Directions:
Copy the data word for word, keeping every line.

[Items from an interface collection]

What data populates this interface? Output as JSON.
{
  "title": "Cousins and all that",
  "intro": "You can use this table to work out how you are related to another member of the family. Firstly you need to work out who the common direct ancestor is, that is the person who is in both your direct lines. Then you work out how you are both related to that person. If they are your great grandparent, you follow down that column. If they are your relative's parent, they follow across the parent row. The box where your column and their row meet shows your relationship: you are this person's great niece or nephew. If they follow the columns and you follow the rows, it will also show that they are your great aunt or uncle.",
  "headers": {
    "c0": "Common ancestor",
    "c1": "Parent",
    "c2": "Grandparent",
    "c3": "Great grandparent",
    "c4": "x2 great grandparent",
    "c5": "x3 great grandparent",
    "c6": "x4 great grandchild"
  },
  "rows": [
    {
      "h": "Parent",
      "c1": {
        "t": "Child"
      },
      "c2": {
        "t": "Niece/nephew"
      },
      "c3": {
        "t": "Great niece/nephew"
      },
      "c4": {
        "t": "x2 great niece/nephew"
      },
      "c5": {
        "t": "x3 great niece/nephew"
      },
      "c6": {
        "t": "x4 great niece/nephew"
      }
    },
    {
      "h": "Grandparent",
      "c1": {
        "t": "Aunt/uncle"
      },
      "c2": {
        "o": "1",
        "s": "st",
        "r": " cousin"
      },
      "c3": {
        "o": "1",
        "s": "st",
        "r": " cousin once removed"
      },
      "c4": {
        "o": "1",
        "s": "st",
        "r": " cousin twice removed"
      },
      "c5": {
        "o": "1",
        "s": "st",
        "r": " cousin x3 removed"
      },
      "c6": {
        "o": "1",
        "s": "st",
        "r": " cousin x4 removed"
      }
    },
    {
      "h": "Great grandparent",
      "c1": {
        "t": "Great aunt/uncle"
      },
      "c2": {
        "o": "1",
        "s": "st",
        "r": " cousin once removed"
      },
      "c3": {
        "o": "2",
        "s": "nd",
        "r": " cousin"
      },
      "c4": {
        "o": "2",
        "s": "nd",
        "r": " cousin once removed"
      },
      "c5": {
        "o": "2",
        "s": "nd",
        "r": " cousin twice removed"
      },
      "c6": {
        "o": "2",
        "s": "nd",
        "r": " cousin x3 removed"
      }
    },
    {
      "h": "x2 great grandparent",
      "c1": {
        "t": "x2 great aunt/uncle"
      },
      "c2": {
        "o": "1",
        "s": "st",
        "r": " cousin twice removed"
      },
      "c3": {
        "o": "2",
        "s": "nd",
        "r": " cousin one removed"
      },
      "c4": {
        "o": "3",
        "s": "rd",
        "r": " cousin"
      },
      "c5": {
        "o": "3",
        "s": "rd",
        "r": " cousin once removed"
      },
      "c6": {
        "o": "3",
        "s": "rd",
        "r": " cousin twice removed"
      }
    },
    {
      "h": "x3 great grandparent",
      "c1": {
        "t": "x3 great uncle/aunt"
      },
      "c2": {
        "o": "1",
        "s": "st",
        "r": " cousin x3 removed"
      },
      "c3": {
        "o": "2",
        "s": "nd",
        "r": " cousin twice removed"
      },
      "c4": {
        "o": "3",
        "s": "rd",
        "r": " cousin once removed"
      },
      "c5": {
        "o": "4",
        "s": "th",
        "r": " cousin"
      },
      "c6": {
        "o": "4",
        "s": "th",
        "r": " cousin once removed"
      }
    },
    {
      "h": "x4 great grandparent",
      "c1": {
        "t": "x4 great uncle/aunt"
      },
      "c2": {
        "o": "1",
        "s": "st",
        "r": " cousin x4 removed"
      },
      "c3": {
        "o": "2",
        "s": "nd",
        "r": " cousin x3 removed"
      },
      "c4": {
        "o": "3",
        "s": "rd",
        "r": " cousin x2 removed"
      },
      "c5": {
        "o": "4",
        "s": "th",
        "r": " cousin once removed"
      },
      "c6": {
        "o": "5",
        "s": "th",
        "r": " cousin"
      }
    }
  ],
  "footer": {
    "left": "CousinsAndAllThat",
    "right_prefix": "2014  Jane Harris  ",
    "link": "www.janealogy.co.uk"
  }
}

Task output:
What data populates this interface? Output as JSON.
{
  "title": "Cousins and all that",
  "intro": "You can use this table to work out how you are related to another member of the family. Firstly you need to work out who the common direct ancestor is, that is the person who is in both your direct lines. Then you work out how you are both related to that person. If they are your great grandparent, you follow down that column. If they are your relative's parent, they follow across the parent row. The box where your column and their row meet shows your relationship: you are this person's great niece or nephew. If they follow the columns and you follow the rows, it will also show that they are your great aunt or uncle.",
  "headers": {
    "c0": "Common ancestor",
    "c1": "Parent",
    "c2": "Grandparent",
    "c3": "Great grandparent",
    "c4": "x2 great grandparent",
    "c5": "x3 great grandparent",
    "c6": "x4 great grandchild"
  },
  "rows": [
    {
      "h": "Parent",
      "c1": {
        "t": "Child"
      },
      "c2": {
        "t": "Niece/nephew"
      },
      "c3": {
        "t": "Great niece/nephew"
      },
      "c4": {
        "t": "x2 great niece/nephew"
      },
      "c5": {
        "t": "x3 great niece/nephew"
      },
      "c6": {
        "t": "x4 great niece/nephew"
      }
    },
    {
      "h": "Grandparent",
      "c1": {
        "t": "Aunt/uncle"
      },
      "c2": {
        "o": "1",
        "s": "st",
        "r": " cousin"
      },
      "c3": {
        "o": "1",
        "s": "st",
        "r": " cousin once removed"
      },
      "c4": {
        "o": "1",
        "s": "st",
        "r": " cousin twice removed"
      },
      "c5": {
        "o": "1",
        "s": "st",
        "r": " cousin x3 removed"
      },
      "c6": {
        "o": "1",
        "s": "st",
        "r": " cousin x4 removed"
      }
    },
    {
      "h": "Great grandparent",
      "c1": {
        "t": "Great aunt/uncle"
      },
      "c2": {
        "o": "1",
        "s": "st",
        "r": " cousin once removed"
      },
      "c3": {
        "o": "2",
        "s": "nd",
        "r": " cousin"
      },
      "c4": {
        "o": "2",
        "s": "nd",
        "r": " cousin once removed"
      },
      "c5": {
        "o": "2",
        "s": "nd",
        "r": " cousin twice removed"
      },
      "c6": {
        "o": "2",
        "s": "nd",
        "r": " cousin x3 removed"
      }
    },
    {
      "h": "x2 great grandparent",
      "c1": {
        "t": "x2 great aunt/uncle"
      },
      "c2": {
        "o": "1",
        "s": "st",
        "r": " cousin twice removed"
      },
      "c3": {
        "o": "2",
        "s": "nd",
        "r": " cousin one removed"
      },
      "c4": {
        "o": "3",
        "s": "rd",
        "r": " cousin"
      },
      "c5": {
        "o": "3",
        "s": "rd",
        "r": " cousin once removed"
      },
      "c6": {
        "o": "3",
        "s": "rd",
        "r": " cousin twice removed"
      }
    },
    {
      "h": "x3 great grandparent",
      "c1": {
        "t": "x3 great uncle/aunt"
      },
      "c2": {
        "o": "1",
        "s": "st",
        "r": " cousin x3 removed"
      },
      "c3": {
        "o": "2",
        "s": "nd",
        "r": " cousin twice removed"
      },
      "c4": {
        "o": "3",
        "s": "rd",
        "r": " cousin once removed"
      },
      "c5": {
        "o": "4",
        "s": "th",
        "r": " cousin"
      },
      "c6": {
        "o": "4",
        "s": "th",
        "r": " cousin once removed"
      }
    },
    {
      "h": "x4 great grandparent",
      "c1": {
        "t": "x4 great uncle/aunt"
      },
      "c2": {
        "o": "1",
        "s": "st",
        "r": " cousin x4 removed"
      },
      "c3": {
        "o": "2",
        "s": "nd",
        "r": " cousin x3 removed"
      },
      "c4": {
        "o": "3",
        "s": "rd",
        "r": " cousin x2 removed"
      },
      "c5": {
        "o": "4",
        "s": "th",
        "r": " cousin once removed"
      },
      "c6": {
        "o": "5",
        "s": "th",
        "r": " cousin"
      }
    }
  ],
  "footer": {
    "left": "CousinsAndAllThat",
    "right_prefix": "2014  Jane Harris  ",
    "link": "www.janealogy.co.uk"
  }
}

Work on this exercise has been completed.